I’d say 90% of my clients say they want to breastfeed, but between birth and 6 weeks nearly half of them stop. Which is ok, if that’s what they want or need for their babies. Really, I have no judgement about that.
But…I can’t help but feel like many people stop because they don’t know what to do. They don’t know what is normal or that it can be difficult sometimes. I think people are told “it’s natural” but don’t know where to turn when natural is difficult. I think if there were more support, if I could follow up with them in some way, if they knew where to turn, then perhaps they wouldn’t have to bag breastfeeding if they didn’t want to. KellyMom.com is a great online resource and so is the Lactation Office at the hospital.
I have always seen this need and this is why I teamed up with another L&D nurse who is a Lactation Consultant, and we started our own in-home lactation and childbirth education business, BellyGoRound. We have found that people who want to continue breastfeeding just need a little extra support. My partner will come to your home and do a breastfeeding assessment with you. Insurance usually reimburses the clients too (we provide coded billing to submit to insurance). I love being able to serve clients in both capacities, as a midwife at Advanced Care for Women, and then as co-owner at BellyGoRound.
We’ve seen the great care you provide for your patients. Is the old saying true, “I don’t need a doula because I’ve got a midwife?”
In an ideal world, I would get to stay with every patient, helping them through their entire labor. The reality is…I often have to see 20 patients a day, even while I have a patient in labor at the hospital. As much as I’d like to give individualized, holistic care to each patient for the entirety of her labor, unfortunately, my time is so limited and there is definitely space during pregnancy and birth for having a doula on your team to provide continuous support that I cannot realistically provide.
And then afterwards-- I’ve already mentioned how much of a freak I am because I miss my patients so much, right? After they leave the hospital, I don’t see them again for 6 weeks. I’d *love* to be able to call them, check-in on their aftercare, help them process the birth, do some follow-ups. But that’s not a role I can currently fill. That’s where doulas come in. They get to do all of the non-medical stuff I wish there was time for me to do. They are certainly a great idea before and after birth, and I am happy to work with them as part of the birth team, because it means I know my patients are getting great support throughout their whole pregnancy, labor and after the baby arrives.
You love your maternity clients so much! Do you also do well-women visits and see them for other common gynecological issues so you can keep in touch with them?
Yes! Many folks do not know this…CNMs can care for women throughout the lifespan (from teens who need birth control to post-menopausal woman and everything in between)! We can do well-woman exams (Pap smears/mammograms), provide primary care for basic illness/health prevention, diagnose and treat basic gynecological problems, as well as care for you during your pregnancy and birth.

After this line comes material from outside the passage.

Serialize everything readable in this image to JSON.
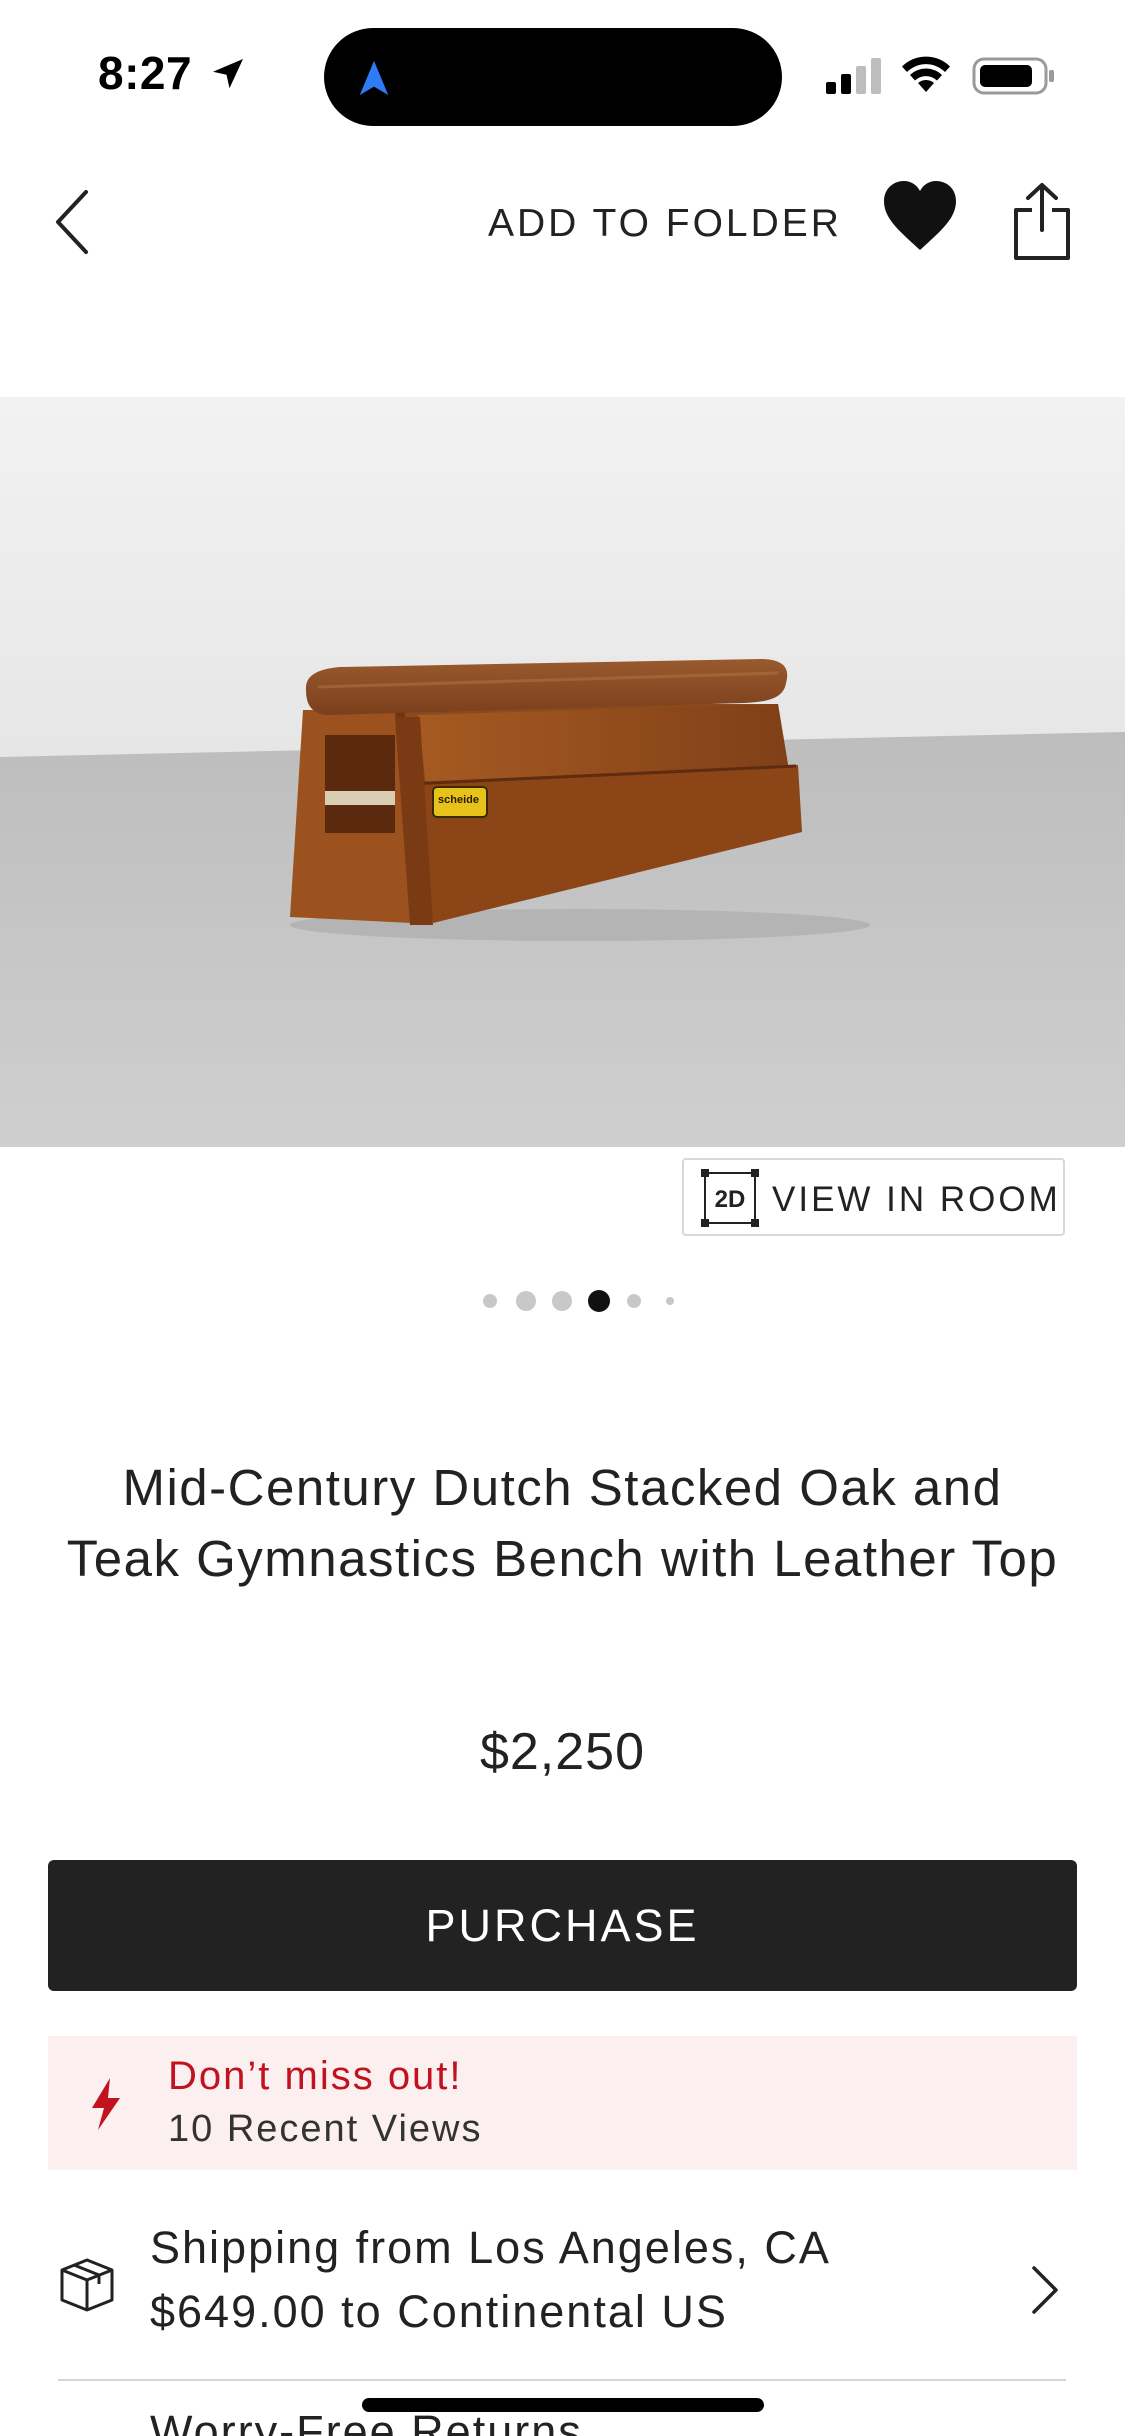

It is my desire for all women to know they need a midwife, no matter their stage in life!
We would like to thank Amy for her generosity of time and spirit in sitting down for our interview. Amy Frederick sees patients at Advanced Care for Women, helps them deliver at Spotyslvania Regional Medical Center and would love to see you there too!